In the next post, we’ll share some preliminary ideas shaping our approach to meaningful physical education in primary schools. As always, any feedback or suggestions are most welcome, particularly from teachers who would like to share their experiences.

Responding to students’ engagement with LAMPE using reflection on- and in-action

We recently had an article accepted in the journal Professional Development in Education where our focus was on being intentional in accessing and responding to PETE students’ engagement with their learning about meaningful PE. Déirdre and Tim had felt that prior to the study, many of their ideas about students’ engagement with their learning came from casual observations of students’ body language (e.g., smiling, looks of boredom). While this has some value, it comes mainly from our own lopsided interpretations and we felt this did not go far enough to really get a sense of what our students felt about their learning – their aha moments, times of joy, their struggles, confusion and so on. Specifically, we wanted to find out how our students were engaging with the pedagogical principles of LAMPE (described here) by being more intentional in how we accessed and responded to their engagement with their learning about teaching.

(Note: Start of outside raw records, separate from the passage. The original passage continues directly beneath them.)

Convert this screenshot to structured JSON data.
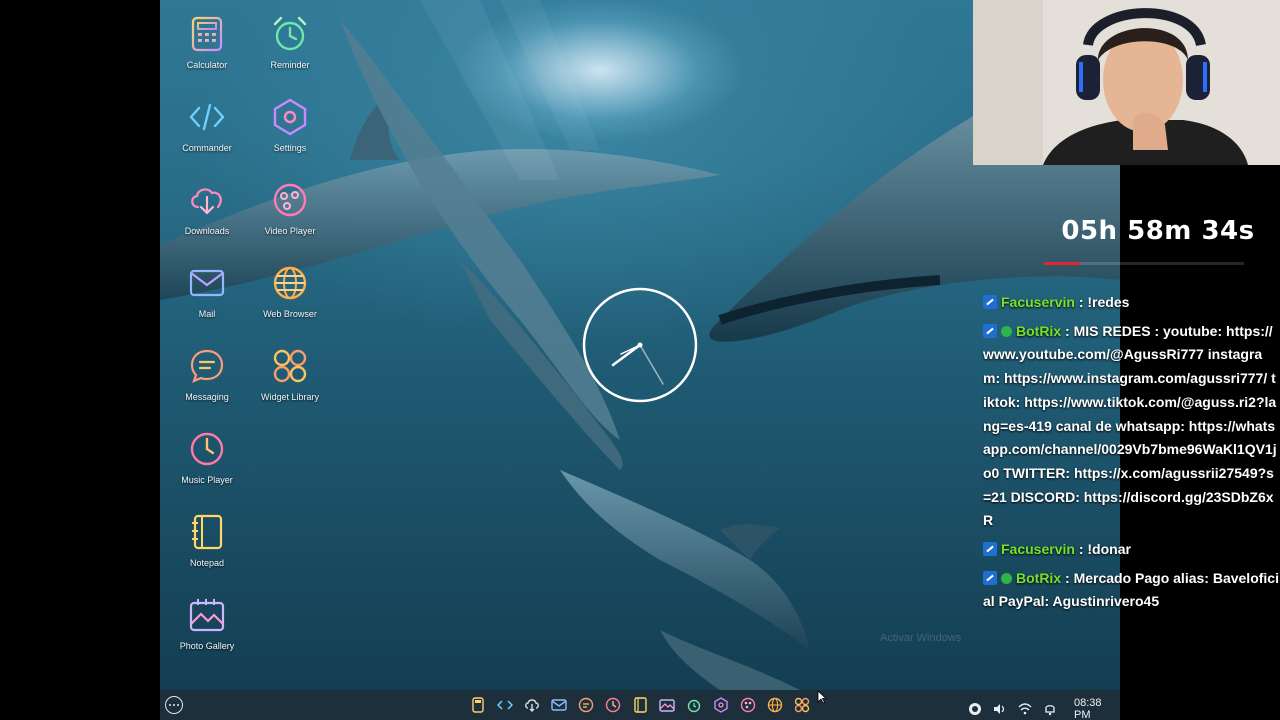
{
  "desktop": {
    "apps_col1": [
      {
        "label": "Calculator",
        "icon": "calculator-icon"
      },
      {
        "label": "Commander",
        "icon": "code-icon"
      },
      {
        "label": "Downloads",
        "icon": "cloud-download-icon"
      },
      {
        "label": "Mail",
        "icon": "mail-icon"
      },
      {
        "label": "Messaging",
        "icon": "chat-bubble-icon"
      },
      {
        "label": "Music Player",
        "icon": "music-player-icon"
      },
      {
        "label": "Notepad",
        "icon": "notepad-icon"
      },
      {
        "label": "Photo Gallery",
        "icon": "photo-gallery-icon"
      }
    ],
    "apps_col2": [
      {
        "label": "Reminder",
        "icon": "alarm-clock-icon"
      },
      {
        "label": "Settings",
        "icon": "hexagon-settings-icon"
      },
      {
        "label": "Video Player",
        "icon": "video-player-icon"
      },
      {
        "label": "Web Browser",
        "icon": "globe-icon"
      },
      {
        "label": "Widget Library",
        "icon": "widget-grid-icon"
      }
    ]
  },
  "taskbar": {
    "time": "08:38 PM",
    "watermark": "Activar Windows"
  },
  "stream": {
    "timer": "05h 58m 34s",
    "timer_progress": 0.18,
    "chat": [
      {
        "user": "Facuservin",
        "text": " : !redes",
        "verified": false
      },
      {
        "user": "BotRix",
        "text": " : MIS REDES : youtube: https://www.youtube.com/@AgussRi777 instagram: https://www.instagram.com/agussri777/ tiktok: https://www.tiktok.com/@aguss.ri2?lang=es-419 canal de whatsapp: https://whatsapp.com/channel/0029Vb7bme96WaKl1QV1jo0 TWITTER: https://x.com/agussrii27549?s=21 DISCORD: https://discord.gg/23SDbZ6xR",
        "verified": true
      },
      {
        "user": "Facuservin",
        "text": " : !donar",
        "verified": false
      },
      {
        "user": "BotRix",
        "text": " : Mercado Pago alias: Baveloficial PayPal: Agustinrivero45",
        "verified": true
      }
    ]
  },
  "colors": {
    "accent_timer": "#e0262e",
    "chat_user": "#79e02a",
    "taskbar": "#1c2f3b"
  }
}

Some of the things we did to be more intentional included: frequently using exit slips and other sources of written reflection that contained both open-ended and pointed questions about students’ learning; focusing small and large group discussion on students’ learning about meaningful PE, and; observing students making adaptations to the principles of LAMPE.

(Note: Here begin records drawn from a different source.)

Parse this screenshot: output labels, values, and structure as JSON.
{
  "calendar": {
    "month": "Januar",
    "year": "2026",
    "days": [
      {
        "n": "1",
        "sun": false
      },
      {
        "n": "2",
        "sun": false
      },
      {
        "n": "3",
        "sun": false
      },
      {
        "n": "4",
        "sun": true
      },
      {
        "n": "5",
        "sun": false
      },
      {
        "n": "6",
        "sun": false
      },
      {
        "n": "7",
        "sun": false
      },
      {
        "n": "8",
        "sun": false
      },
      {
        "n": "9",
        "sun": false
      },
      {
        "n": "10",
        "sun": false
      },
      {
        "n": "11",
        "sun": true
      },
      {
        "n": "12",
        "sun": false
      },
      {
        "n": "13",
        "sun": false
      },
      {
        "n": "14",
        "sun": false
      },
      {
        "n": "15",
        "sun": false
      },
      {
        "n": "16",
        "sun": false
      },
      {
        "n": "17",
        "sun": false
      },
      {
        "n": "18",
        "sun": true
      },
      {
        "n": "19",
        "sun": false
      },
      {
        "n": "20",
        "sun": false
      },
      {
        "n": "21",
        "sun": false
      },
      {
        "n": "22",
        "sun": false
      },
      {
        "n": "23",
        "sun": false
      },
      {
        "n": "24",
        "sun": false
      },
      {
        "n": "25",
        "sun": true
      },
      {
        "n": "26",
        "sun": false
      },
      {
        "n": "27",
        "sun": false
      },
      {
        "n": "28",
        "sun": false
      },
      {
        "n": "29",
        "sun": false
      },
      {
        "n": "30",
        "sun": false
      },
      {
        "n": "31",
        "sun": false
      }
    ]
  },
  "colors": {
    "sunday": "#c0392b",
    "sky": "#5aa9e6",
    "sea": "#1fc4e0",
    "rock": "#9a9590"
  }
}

One of the interesting outcomes of this research was seeing how we responded to our students’ engagement using aspects of reflective practice. In particular, we came to see how Déirdre and Tim did this differently but with similarly helpful outcomes. For example, Déirde tended to use students’ responses to their engagement with their learning to shape her reflection on-action – that is, how she reflected on lessons after the fact. This informed her planning for subsequent lessons. In contrast, Tim tended to use students’ responses to make decisions in the moment – reflecting in-action (and using the watch mechanism metaphor).

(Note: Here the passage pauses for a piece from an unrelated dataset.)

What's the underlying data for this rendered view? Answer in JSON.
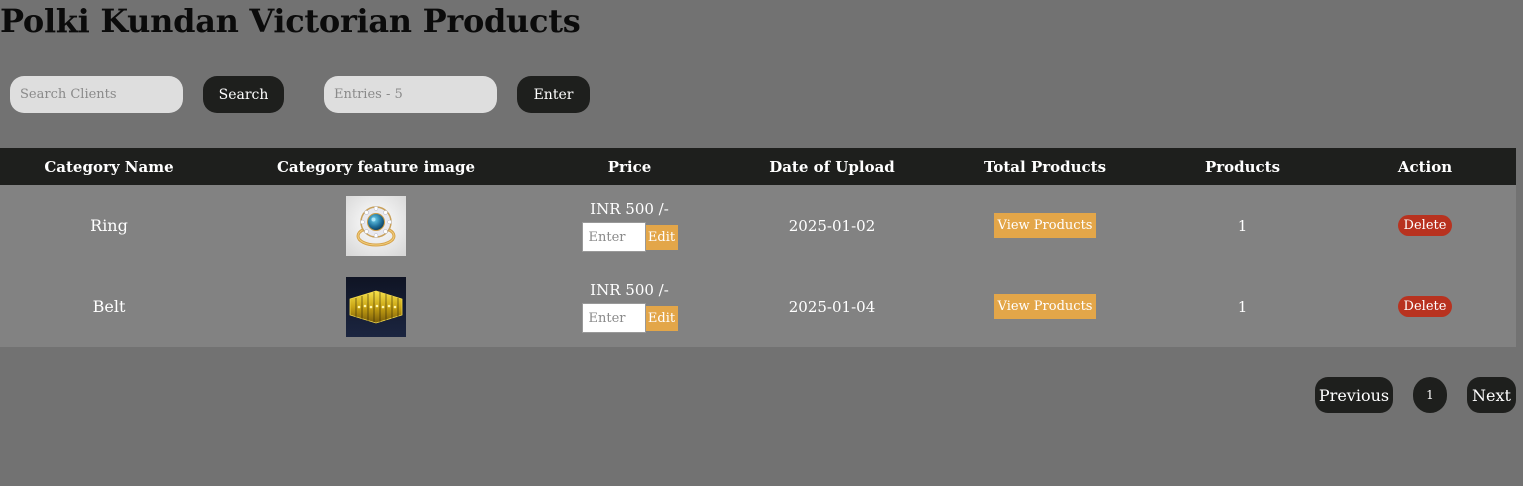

We don’t see much point in advocating for one type of reflection over the other but our work shows that different teachers/teacher educators can benefit equally from using various types of reflection they see as being helpful for their work and for their students’ learning. This allowed us to be more intentional in how we accessed students’ perspectives on their learning, and while we don’t feel we achieved the same extent of student voice in PE done so well by, for example, Eimear Enright and Mary O’Sullivan , we are certainly doing it better than we did before. Importantly, this has allowed us to go back to our own ideas, planning, instruction, and assessment to refine some of the things we have been working on around meaningful PE based on what our students have been telling us.  You can access the full text of the article on the PDE website here or the accepted full-text on our Publications page here.